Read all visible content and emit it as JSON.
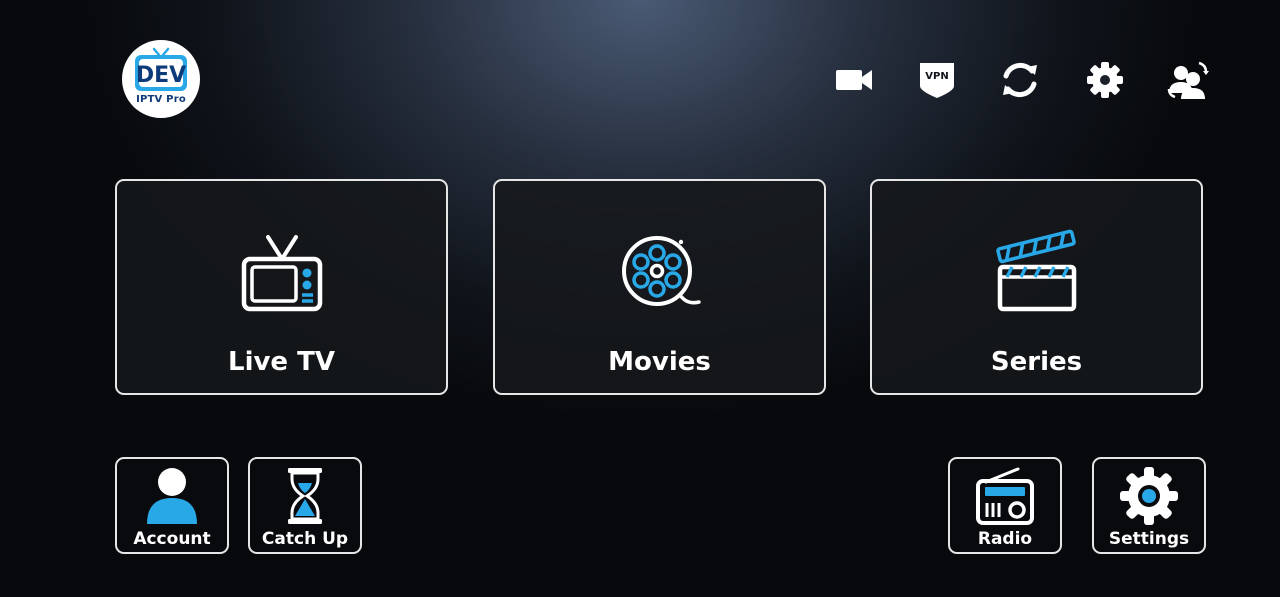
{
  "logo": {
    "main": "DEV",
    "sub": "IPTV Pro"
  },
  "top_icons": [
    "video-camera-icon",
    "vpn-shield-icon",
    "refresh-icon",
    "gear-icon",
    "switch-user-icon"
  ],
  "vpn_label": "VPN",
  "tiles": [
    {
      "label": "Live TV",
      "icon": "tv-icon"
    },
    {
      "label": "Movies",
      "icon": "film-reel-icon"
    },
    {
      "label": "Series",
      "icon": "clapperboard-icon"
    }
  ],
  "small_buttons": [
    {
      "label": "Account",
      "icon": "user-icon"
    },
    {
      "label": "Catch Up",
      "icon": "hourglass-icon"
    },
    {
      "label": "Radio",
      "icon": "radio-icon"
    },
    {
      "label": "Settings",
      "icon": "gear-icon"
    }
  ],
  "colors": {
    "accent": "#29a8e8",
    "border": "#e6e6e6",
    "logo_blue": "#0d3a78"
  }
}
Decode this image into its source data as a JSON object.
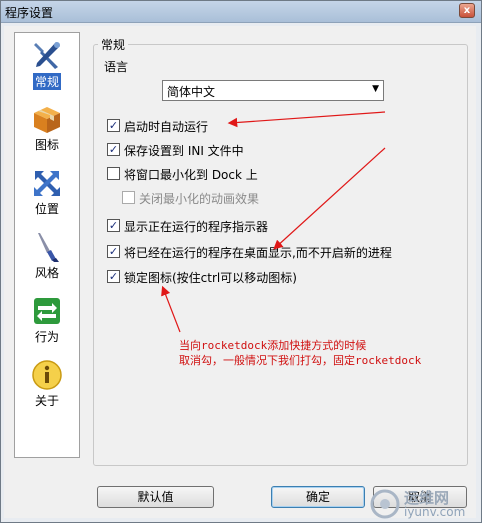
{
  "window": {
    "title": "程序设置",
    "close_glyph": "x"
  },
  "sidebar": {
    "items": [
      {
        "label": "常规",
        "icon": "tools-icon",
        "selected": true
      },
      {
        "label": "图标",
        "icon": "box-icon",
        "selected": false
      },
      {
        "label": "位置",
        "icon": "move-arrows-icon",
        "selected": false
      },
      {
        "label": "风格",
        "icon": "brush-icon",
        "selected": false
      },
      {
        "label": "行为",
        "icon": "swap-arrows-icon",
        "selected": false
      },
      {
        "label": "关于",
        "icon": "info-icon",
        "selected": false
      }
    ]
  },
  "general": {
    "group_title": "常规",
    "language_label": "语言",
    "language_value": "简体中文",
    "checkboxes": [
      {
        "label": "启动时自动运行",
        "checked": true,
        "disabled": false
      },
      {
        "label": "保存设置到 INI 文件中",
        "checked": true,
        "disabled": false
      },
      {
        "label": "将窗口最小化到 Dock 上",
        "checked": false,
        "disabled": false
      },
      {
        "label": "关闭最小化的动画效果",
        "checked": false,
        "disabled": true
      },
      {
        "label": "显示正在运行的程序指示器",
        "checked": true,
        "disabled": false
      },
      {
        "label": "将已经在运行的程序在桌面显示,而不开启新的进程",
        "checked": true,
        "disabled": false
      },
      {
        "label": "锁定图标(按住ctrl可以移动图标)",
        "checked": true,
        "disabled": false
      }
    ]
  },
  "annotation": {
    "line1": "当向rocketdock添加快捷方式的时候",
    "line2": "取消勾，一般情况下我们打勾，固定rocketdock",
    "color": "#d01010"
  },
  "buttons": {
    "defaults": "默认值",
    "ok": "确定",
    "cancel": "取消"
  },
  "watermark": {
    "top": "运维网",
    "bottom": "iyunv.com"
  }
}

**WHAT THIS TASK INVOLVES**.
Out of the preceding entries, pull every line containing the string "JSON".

**REPLY TO THE EXERCISE**.
Read all visible content and emit it as JSON.
Decode this image into its source data as a JSON object.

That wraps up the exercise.